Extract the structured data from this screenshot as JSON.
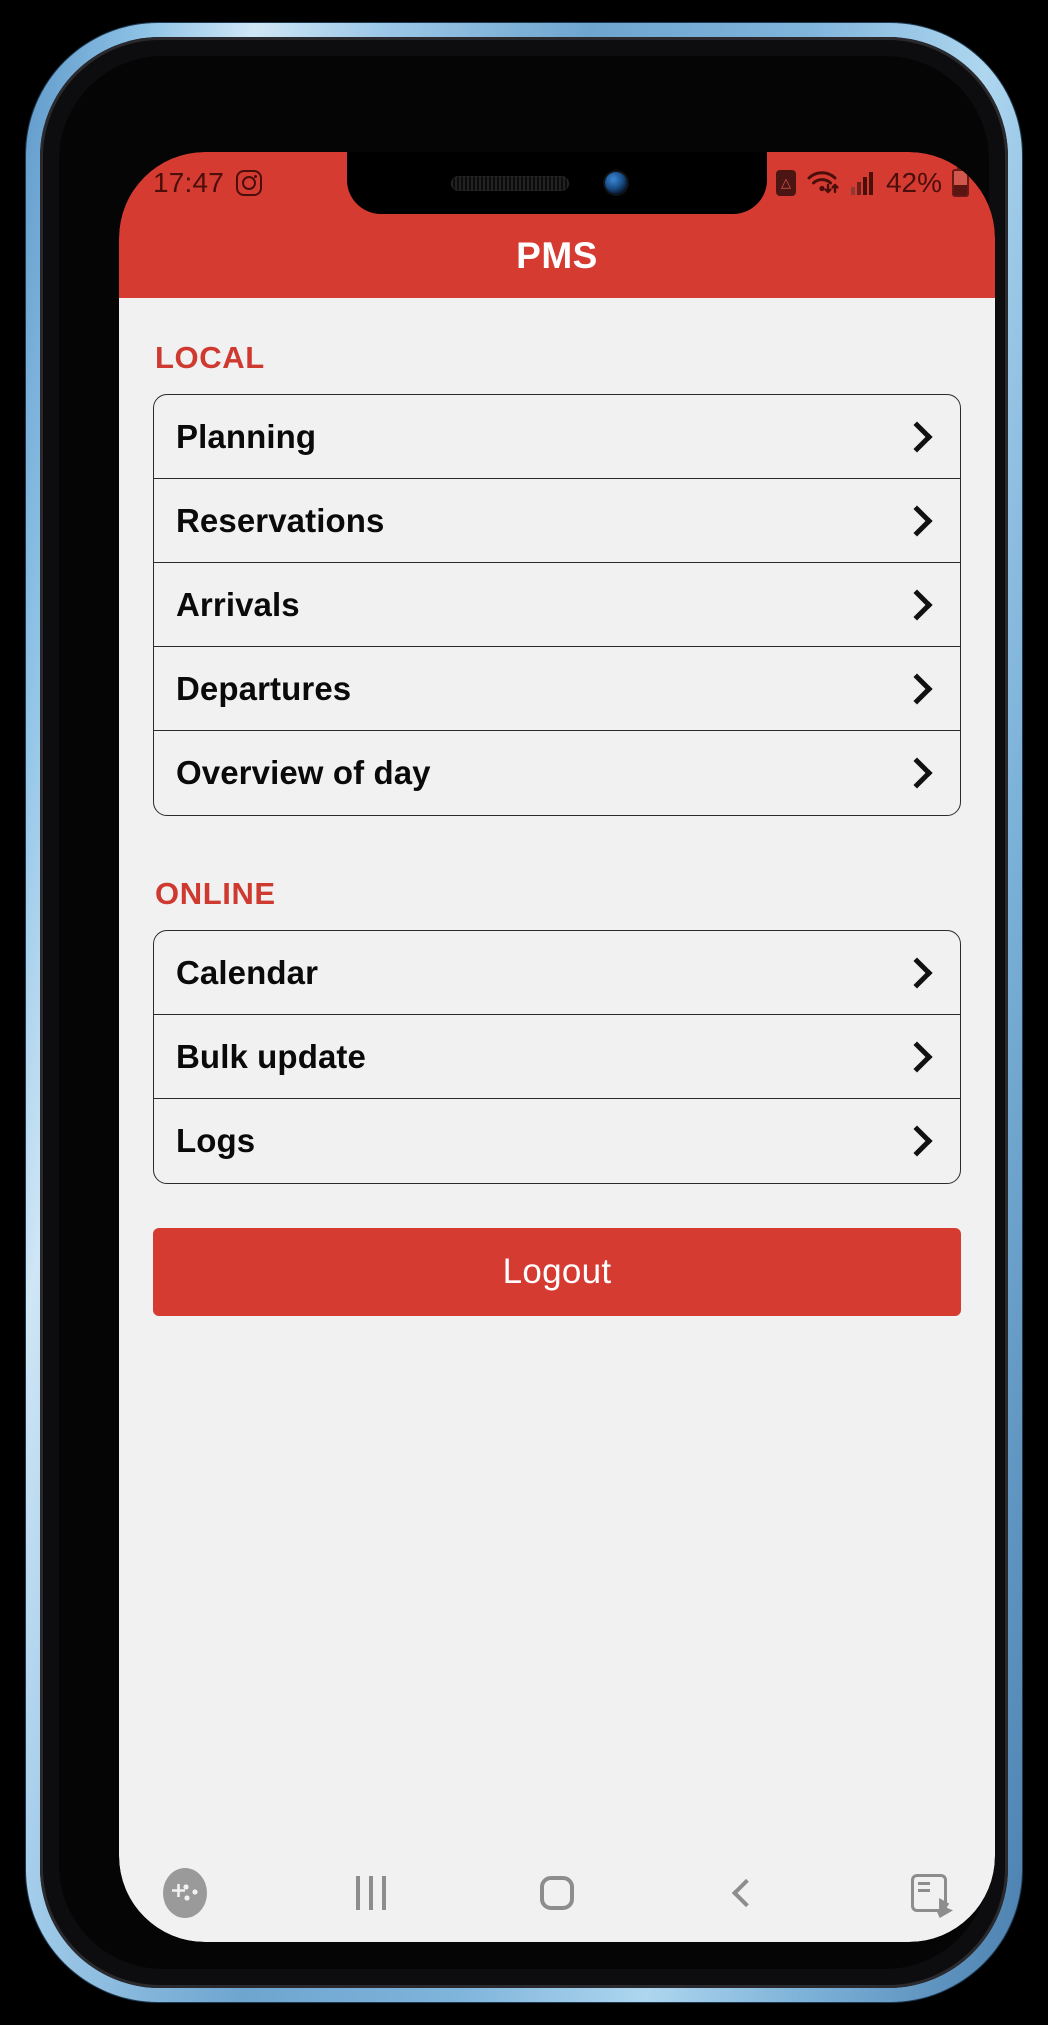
{
  "status_bar": {
    "time": "17:47",
    "left_icons": [
      "instagram-icon"
    ],
    "right_icons": [
      "notification-badge-icon",
      "wifi-icon",
      "signal-icon"
    ],
    "battery_text": "42%",
    "background_color": "#d63b32"
  },
  "app_bar": {
    "title": "PMS",
    "background_color": "#d63b32"
  },
  "sections": [
    {
      "title": "LOCAL",
      "items": [
        {
          "label": "Planning"
        },
        {
          "label": "Reservations"
        },
        {
          "label": "Arrivals"
        },
        {
          "label": "Departures"
        },
        {
          "label": "Overview of day"
        }
      ]
    },
    {
      "title": "ONLINE",
      "items": [
        {
          "label": "Calendar"
        },
        {
          "label": "Bulk update"
        },
        {
          "label": "Logs"
        }
      ]
    }
  ],
  "logout_button": {
    "label": "Logout",
    "color": "#d63b32"
  },
  "nav_bar": {
    "buttons": [
      {
        "name": "game-launcher-icon"
      },
      {
        "name": "recents-icon"
      },
      {
        "name": "home-icon"
      },
      {
        "name": "back-icon"
      },
      {
        "name": "keyboard-switch-icon"
      }
    ]
  },
  "theme": {
    "accent": "#d63b32",
    "section_heading": "#cf3a30",
    "content_bg": "#f1f1f1"
  }
}
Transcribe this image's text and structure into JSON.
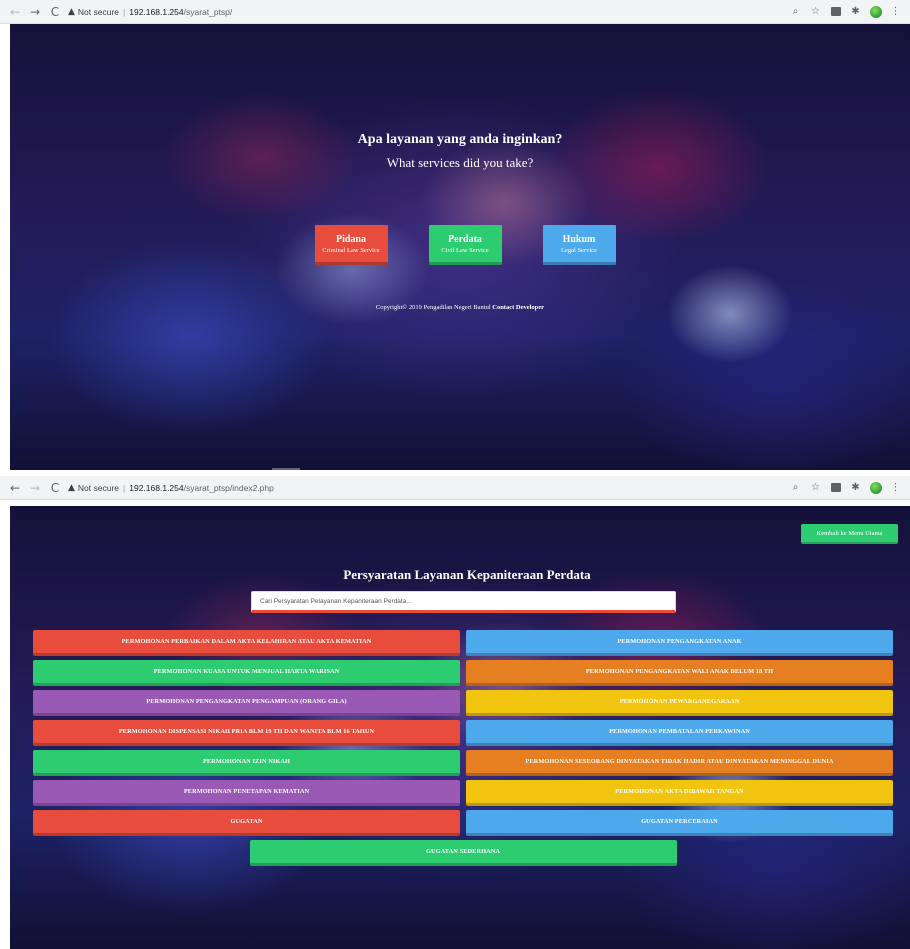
{
  "window1": {
    "url_security": "Not secure",
    "url_host": "192.168.1.254",
    "url_path": "/syarat_ptsp/",
    "question_id": "Apa layanan yang anda inginkan?",
    "question_en": "What services did you take?",
    "services": [
      {
        "title": "Pidana",
        "subtitle": "Criminal Law Service",
        "color": "#e74c3c"
      },
      {
        "title": "Perdata",
        "subtitle": "Civil Law Service",
        "color": "#2ecc71"
      },
      {
        "title": "Hukum",
        "subtitle": "Legal Service",
        "color": "#4ea9ec"
      }
    ],
    "copyright_text": "Copyright© 2019 Pengadilan Negeri Bantul",
    "copyright_link": "Contact Developer"
  },
  "window2": {
    "url_security": "Not secure",
    "url_host": "192.168.1.254",
    "url_path": "/syarat_ptsp/index2.php",
    "back_label": "Kembali ke Menu Utama",
    "title": "Persyaratan Layanan Kepaniteraan Perdata",
    "search_placeholder": "Cari Persyaratan Pelayanan Kepaniteraan Perdata...",
    "items": [
      {
        "label": "PERMOHONAN PERBAIKAN DALAM AKTA KELAHIRAN ATAU AKTA KEMATIAN",
        "color": "red"
      },
      {
        "label": "PERMOHONAN PENGANGKATAN ANAK",
        "color": "blue"
      },
      {
        "label": "PERMOHONAN KUASA UNTUK MENJUAL HARTA WARISAN",
        "color": "green"
      },
      {
        "label": "PERMOHONAN PENGANGKATAN WALI ANAK BELUM 18 TH",
        "color": "orange"
      },
      {
        "label": "PERMOHONAN PENGANGKATAN PENGAMPUAN (ORANG GILA)",
        "color": "purple"
      },
      {
        "label": "PERMOHONAN PEWARGANEGARAAN",
        "color": "yellow"
      },
      {
        "label": "PERMOHONAN DISPENSASI NIKAH PRIA BLM 19 TH DAN WANITA BLM 16 TAHUN",
        "color": "red"
      },
      {
        "label": "PERMOHONAN PEMBATALAN PERKAWINAN",
        "color": "blue"
      },
      {
        "label": "PERMOHONAN IZIN NIKAH",
        "color": "green"
      },
      {
        "label": "PERMOHONAN SESEORANG DINYATAKAN TIDAK HADIR ATAU DINYATAKAN MENINGGAL DUNIA",
        "color": "orange"
      },
      {
        "label": "PERMOHONAN PENETAPAN KEMATIAN",
        "color": "purple"
      },
      {
        "label": "PERMOHONAN AKTA DIBAWAH TANGAN",
        "color": "yellow"
      },
      {
        "label": "GUGATAN",
        "color": "red"
      },
      {
        "label": "GUGATAN PERCERAIAN",
        "color": "blue"
      },
      {
        "label": "GUGATAN SEDERHANA",
        "color": "green"
      }
    ]
  },
  "icons": [
    "back-arrow-icon",
    "forward-arrow-icon",
    "reload-icon",
    "warning-icon",
    "zoom-icon",
    "star-icon",
    "extension-icon",
    "puzzle-icon",
    "profile-icon",
    "menu-dots-icon"
  ]
}
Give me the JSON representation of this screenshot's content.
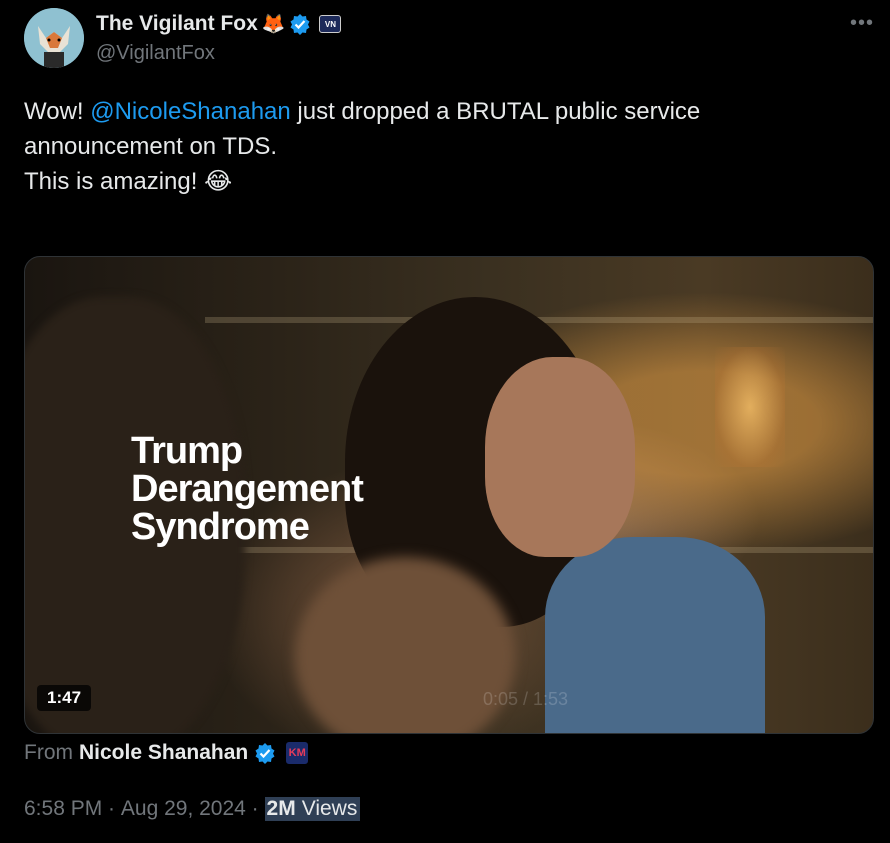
{
  "author": {
    "display_name": "The Vigilant Fox",
    "name_emoji": "🦊",
    "handle": "@VigilantFox",
    "affiliate_badge_text": "VN"
  },
  "more_icon": "more-horizontal-icon",
  "tweet": {
    "line1_prefix": "Wow! ",
    "line1_mention": "@NicoleShanahan",
    "line1_suffix": " just dropped a BRUTAL public service",
    "line2": "announcement on TDS.",
    "line3": "This is amazing! ",
    "line3_emoji": "😂"
  },
  "media": {
    "overlay_lines": [
      "Trump",
      "Derangement",
      "Syndrome"
    ],
    "duration": "1:47",
    "ghost_timestamp": "0:05 / 1:53"
  },
  "source": {
    "from_label": "From",
    "name": "Nicole Shanahan",
    "badge_text": "KM"
  },
  "meta": {
    "time": "6:58 PM",
    "separator": " · ",
    "date": "Aug 29, 2024",
    "views_count": "2M",
    "views_label": "Views"
  },
  "colors": {
    "background": "#000000",
    "text": "#e7e9ea",
    "secondary": "#71767b",
    "accent": "#1d9bf0"
  }
}
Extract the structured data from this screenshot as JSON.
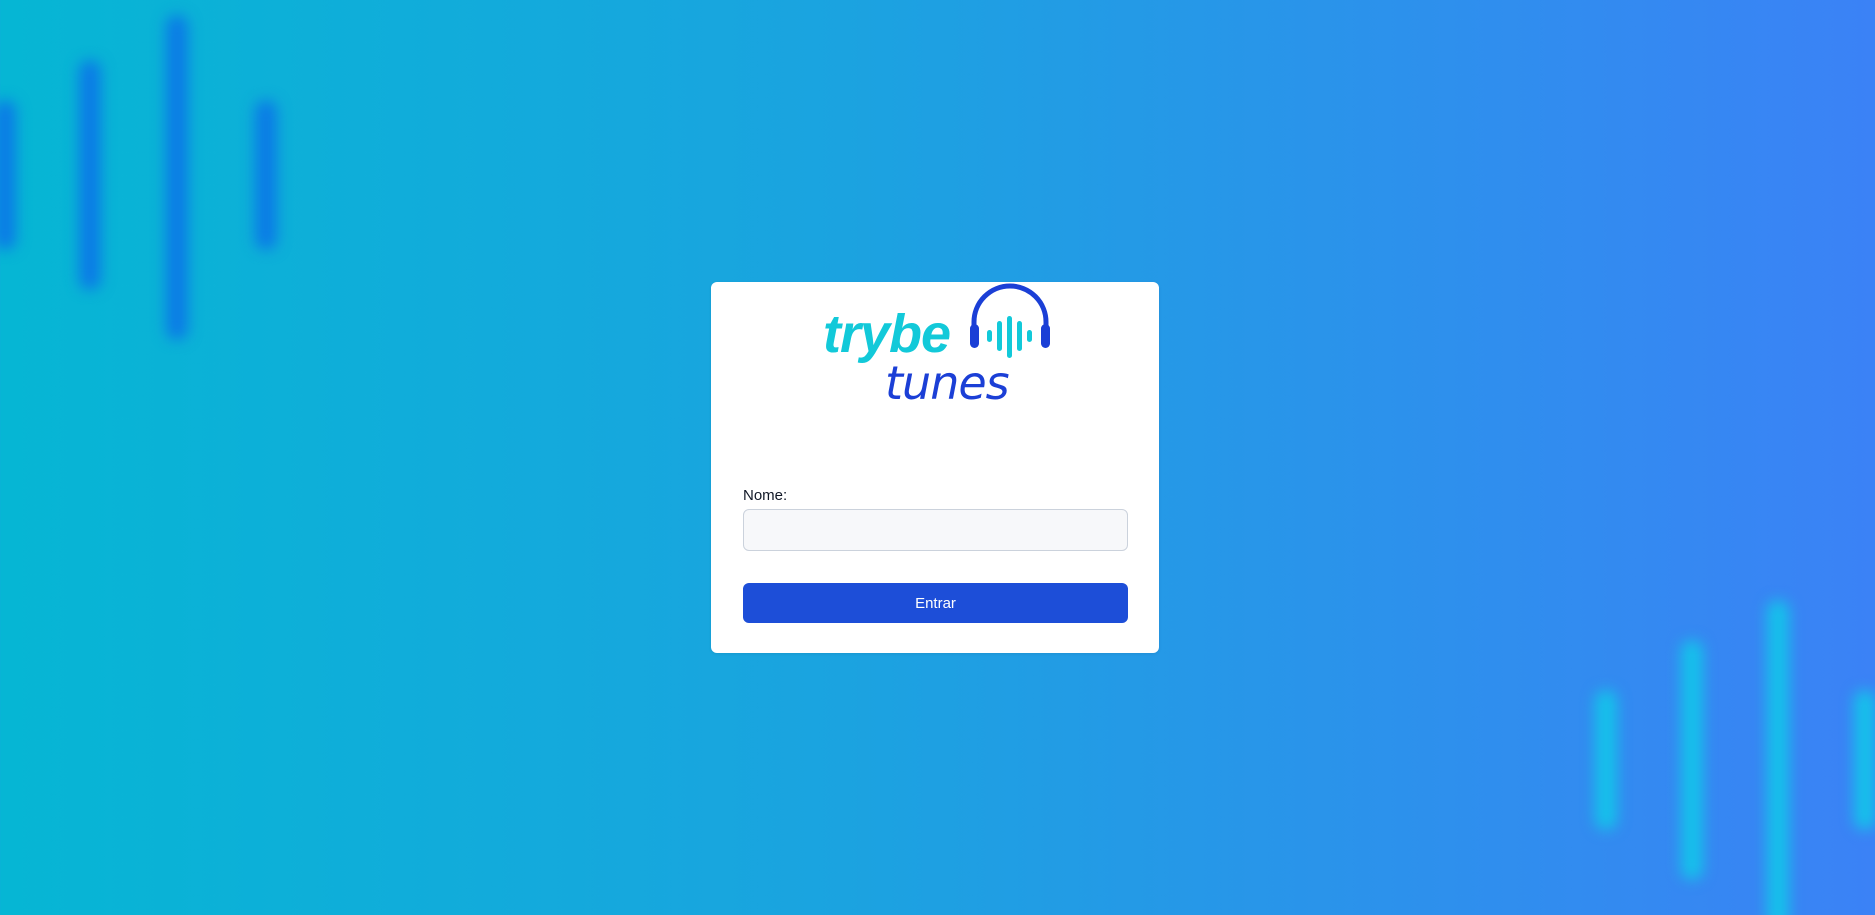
{
  "logo": {
    "line1": "trybe",
    "line2": "tunes",
    "icon": "headphones-soundwave-icon"
  },
  "form": {
    "name_label": "Nome:",
    "name_value": "",
    "name_placeholder": "",
    "submit_label": "Entrar"
  },
  "colors": {
    "background_start": "#06b6d4",
    "background_end": "#3b82f6",
    "logo_cyan": "#12c9d9",
    "logo_blue": "#1b3fd6",
    "button": "#1d4ed8",
    "card": "#ffffff"
  }
}
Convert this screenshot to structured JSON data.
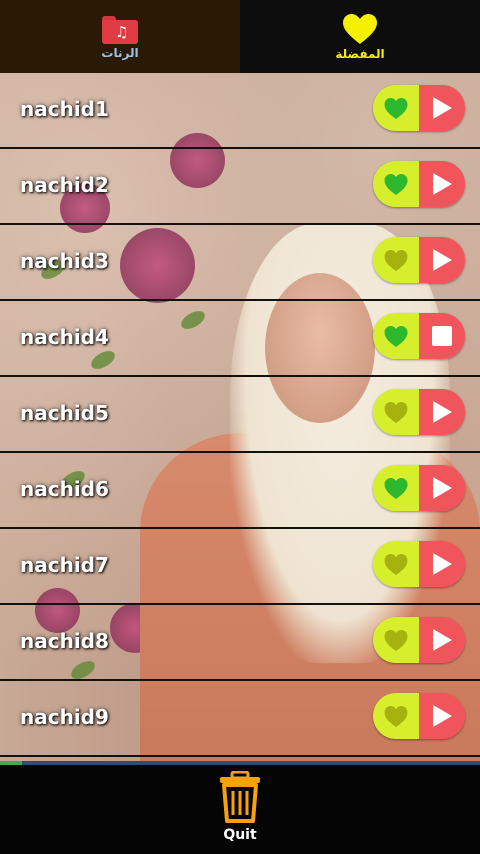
{
  "tabs": [
    {
      "label": "الرنات",
      "icon": "music-folder-icon",
      "color": "#e03c44"
    },
    {
      "label": "المفضلة",
      "icon": "heart-icon",
      "color": "#f4f000"
    }
  ],
  "tracks": [
    {
      "title": "nachid1",
      "favorite": true,
      "state": "play"
    },
    {
      "title": "nachid2",
      "favorite": true,
      "state": "play"
    },
    {
      "title": "nachid3",
      "favorite": false,
      "state": "play"
    },
    {
      "title": "nachid4",
      "favorite": true,
      "state": "stop"
    },
    {
      "title": "nachid5",
      "favorite": false,
      "state": "play"
    },
    {
      "title": "nachid6",
      "favorite": true,
      "state": "play"
    },
    {
      "title": "nachid7",
      "favorite": false,
      "state": "play"
    },
    {
      "title": "nachid8",
      "favorite": false,
      "state": "play"
    },
    {
      "title": "nachid9",
      "favorite": false,
      "state": "play"
    }
  ],
  "colors": {
    "fav_on": "#2db82d",
    "fav_off": "#a6b20e",
    "pill_left": "#d7ee2c",
    "pill_right": "#f0555b"
  },
  "playback_progress": 0.045,
  "quit": {
    "label": "Quit",
    "icon": "trash-can-icon"
  }
}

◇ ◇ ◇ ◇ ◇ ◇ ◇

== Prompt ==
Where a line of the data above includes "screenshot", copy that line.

== Answer to the exercise ==
Extract the structured data from this screenshot as JSON.
Give me the JSON representation of this screenshot's content.
Extract the structured data from this screenshot as JSON.
Convert this screenshot to structured JSON data.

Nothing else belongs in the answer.